(Entries from a dataset of interfaces)
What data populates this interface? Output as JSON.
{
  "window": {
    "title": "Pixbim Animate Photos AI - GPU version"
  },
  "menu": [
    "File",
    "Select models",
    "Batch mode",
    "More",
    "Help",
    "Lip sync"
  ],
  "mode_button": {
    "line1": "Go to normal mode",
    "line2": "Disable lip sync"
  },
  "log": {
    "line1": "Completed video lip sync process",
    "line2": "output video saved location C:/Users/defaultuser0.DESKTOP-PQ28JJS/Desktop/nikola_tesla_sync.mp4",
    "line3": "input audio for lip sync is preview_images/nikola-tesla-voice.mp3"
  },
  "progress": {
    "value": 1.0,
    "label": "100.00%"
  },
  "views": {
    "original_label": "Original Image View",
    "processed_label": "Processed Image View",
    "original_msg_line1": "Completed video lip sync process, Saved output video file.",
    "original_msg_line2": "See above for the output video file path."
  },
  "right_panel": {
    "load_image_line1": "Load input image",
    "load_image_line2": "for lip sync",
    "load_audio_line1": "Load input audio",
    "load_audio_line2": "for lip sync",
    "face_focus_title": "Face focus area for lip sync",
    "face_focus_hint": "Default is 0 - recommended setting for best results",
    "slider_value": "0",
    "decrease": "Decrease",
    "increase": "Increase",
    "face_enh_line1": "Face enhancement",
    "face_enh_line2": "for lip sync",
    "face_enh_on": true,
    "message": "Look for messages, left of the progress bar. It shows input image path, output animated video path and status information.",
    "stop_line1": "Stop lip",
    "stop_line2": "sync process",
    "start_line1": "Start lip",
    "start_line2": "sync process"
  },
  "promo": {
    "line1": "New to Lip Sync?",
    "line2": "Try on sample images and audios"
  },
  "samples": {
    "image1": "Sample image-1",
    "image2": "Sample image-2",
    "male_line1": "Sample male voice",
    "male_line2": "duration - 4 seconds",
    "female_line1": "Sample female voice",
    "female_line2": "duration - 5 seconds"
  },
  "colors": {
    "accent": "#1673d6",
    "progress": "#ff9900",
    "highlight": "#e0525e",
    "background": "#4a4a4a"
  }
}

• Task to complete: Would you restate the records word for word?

• Completed task:
What data populates this interface? Output as JSON.
{
  "window": {
    "title": "Pixbim Animate Photos AI - GPU version"
  },
  "menu": [
    "File",
    "Select models",
    "Batch mode",
    "More",
    "Help",
    "Lip sync"
  ],
  "mode_button": {
    "line1": "Go to normal mode",
    "line2": "Disable lip sync"
  },
  "log": {
    "line1": "Completed video lip sync process",
    "line2": "output video saved location C:/Users/defaultuser0.DESKTOP-PQ28JJS/Desktop/nikola_tesla_sync.mp4",
    "line3": "input audio for lip sync is preview_images/nikola-tesla-voice.mp3"
  },
  "progress": {
    "value": 1.0,
    "label": "100.00%"
  },
  "views": {
    "original_label": "Original Image View",
    "processed_label": "Processed Image View",
    "original_msg_line1": "Completed video lip sync process, Saved output video file.",
    "original_msg_line2": "See above for the output video file path."
  },
  "right_panel": {
    "load_image_line1": "Load input image",
    "load_image_line2": "for lip sync",
    "load_audio_line1": "Load input audio",
    "load_audio_line2": "for lip sync",
    "face_focus_title": "Face focus area for lip sync",
    "face_focus_hint": "Default is 0 - recommended setting for best results",
    "slider_value": "0",
    "decrease": "Decrease",
    "increase": "Increase",
    "face_enh_line1": "Face enhancement",
    "face_enh_line2": "for lip sync",
    "face_enh_on": true,
    "message": "Look for messages, left of the progress bar. It shows input image path, output animated video path and status information.",
    "stop_line1": "Stop lip",
    "stop_line2": "sync process",
    "start_line1": "Start lip",
    "start_line2": "sync process"
  },
  "promo": {
    "line1": "New to Lip Sync?",
    "line2": "Try on sample images and audios"
  },
  "samples": {
    "image1": "Sample image-1",
    "image2": "Sample image-2",
    "male_line1": "Sample male voice",
    "male_line2": "duration - 4 seconds",
    "female_line1": "Sample female voice",
    "female_line2": "duration - 5 seconds"
  },
  "colors": {
    "accent": "#1673d6",
    "progress": "#ff9900",
    "highlight": "#e0525e",
    "background": "#4a4a4a"
  }
}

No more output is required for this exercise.